_Goal of the exercise_
The entries below are to be repeated verbatim, in full.

++++++++++++++++++++

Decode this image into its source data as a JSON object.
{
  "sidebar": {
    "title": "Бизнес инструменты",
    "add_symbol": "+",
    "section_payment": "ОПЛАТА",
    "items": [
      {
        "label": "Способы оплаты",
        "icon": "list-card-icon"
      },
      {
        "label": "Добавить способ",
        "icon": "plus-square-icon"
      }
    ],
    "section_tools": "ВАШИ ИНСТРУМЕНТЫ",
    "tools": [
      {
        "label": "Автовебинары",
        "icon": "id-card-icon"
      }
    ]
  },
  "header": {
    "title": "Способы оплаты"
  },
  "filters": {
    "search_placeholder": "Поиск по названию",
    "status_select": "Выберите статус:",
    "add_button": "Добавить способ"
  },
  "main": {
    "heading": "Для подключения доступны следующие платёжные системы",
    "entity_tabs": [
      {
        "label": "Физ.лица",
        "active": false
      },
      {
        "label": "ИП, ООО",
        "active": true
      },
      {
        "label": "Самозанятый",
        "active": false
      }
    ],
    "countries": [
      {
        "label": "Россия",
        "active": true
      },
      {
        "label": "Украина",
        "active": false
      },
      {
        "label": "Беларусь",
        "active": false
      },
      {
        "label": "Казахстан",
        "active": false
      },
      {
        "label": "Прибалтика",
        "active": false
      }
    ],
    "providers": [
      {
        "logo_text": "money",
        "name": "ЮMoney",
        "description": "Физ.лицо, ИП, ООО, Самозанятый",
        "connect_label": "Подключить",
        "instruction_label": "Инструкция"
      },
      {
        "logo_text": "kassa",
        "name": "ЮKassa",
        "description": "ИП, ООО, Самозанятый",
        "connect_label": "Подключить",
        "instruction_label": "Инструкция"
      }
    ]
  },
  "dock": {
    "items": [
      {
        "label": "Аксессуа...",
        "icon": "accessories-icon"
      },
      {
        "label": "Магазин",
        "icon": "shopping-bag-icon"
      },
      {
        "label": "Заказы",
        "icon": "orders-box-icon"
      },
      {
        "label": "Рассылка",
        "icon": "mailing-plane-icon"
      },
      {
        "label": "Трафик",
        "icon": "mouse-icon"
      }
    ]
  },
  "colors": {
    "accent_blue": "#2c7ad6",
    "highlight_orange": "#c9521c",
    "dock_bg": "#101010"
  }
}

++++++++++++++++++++

_Your solution_
Decode this image into its source data as a JSON object.
{
  "sidebar": {
    "title": "Бизнес инструменты",
    "add_symbol": "+",
    "section_payment": "ОПЛАТА",
    "items": [
      {
        "label": "Способы оплаты",
        "icon": "list-card-icon"
      },
      {
        "label": "Добавить способ",
        "icon": "plus-square-icon"
      }
    ],
    "section_tools": "ВАШИ ИНСТРУМЕНТЫ",
    "tools": [
      {
        "label": "Автовебинары",
        "icon": "id-card-icon"
      }
    ]
  },
  "header": {
    "title": "Способы оплаты"
  },
  "filters": {
    "search_placeholder": "Поиск по названию",
    "status_select": "Выберите статус:",
    "add_button": "Добавить способ"
  },
  "main": {
    "heading": "Для подключения доступны следующие платёжные системы",
    "entity_tabs": [
      {
        "label": "Физ.лица",
        "active": false
      },
      {
        "label": "ИП, ООО",
        "active": true
      },
      {
        "label": "Самозанятый",
        "active": false
      }
    ],
    "countries": [
      {
        "label": "Россия",
        "active": true
      },
      {
        "label": "Украина",
        "active": false
      },
      {
        "label": "Беларусь",
        "active": false
      },
      {
        "label": "Казахстан",
        "active": false
      },
      {
        "label": "Прибалтика",
        "active": false
      }
    ],
    "providers": [
      {
        "logo_text": "money",
        "name": "ЮMoney",
        "description": "Физ.лицо, ИП, ООО, Самозанятый",
        "connect_label": "Подключить",
        "instruction_label": "Инструкция"
      },
      {
        "logo_text": "kassa",
        "name": "ЮKassa",
        "description": "ИП, ООО, Самозанятый",
        "connect_label": "Подключить",
        "instruction_label": "Инструкция"
      }
    ]
  },
  "dock": {
    "items": [
      {
        "label": "Аксессуа...",
        "icon": "accessories-icon"
      },
      {
        "label": "Магазин",
        "icon": "shopping-bag-icon"
      },
      {
        "label": "Заказы",
        "icon": "orders-box-icon"
      },
      {
        "label": "Рассылка",
        "icon": "mailing-plane-icon"
      },
      {
        "label": "Трафик",
        "icon": "mouse-icon"
      }
    ]
  },
  "colors": {
    "accent_blue": "#2c7ad6",
    "highlight_orange": "#c9521c",
    "dock_bg": "#101010"
  }
}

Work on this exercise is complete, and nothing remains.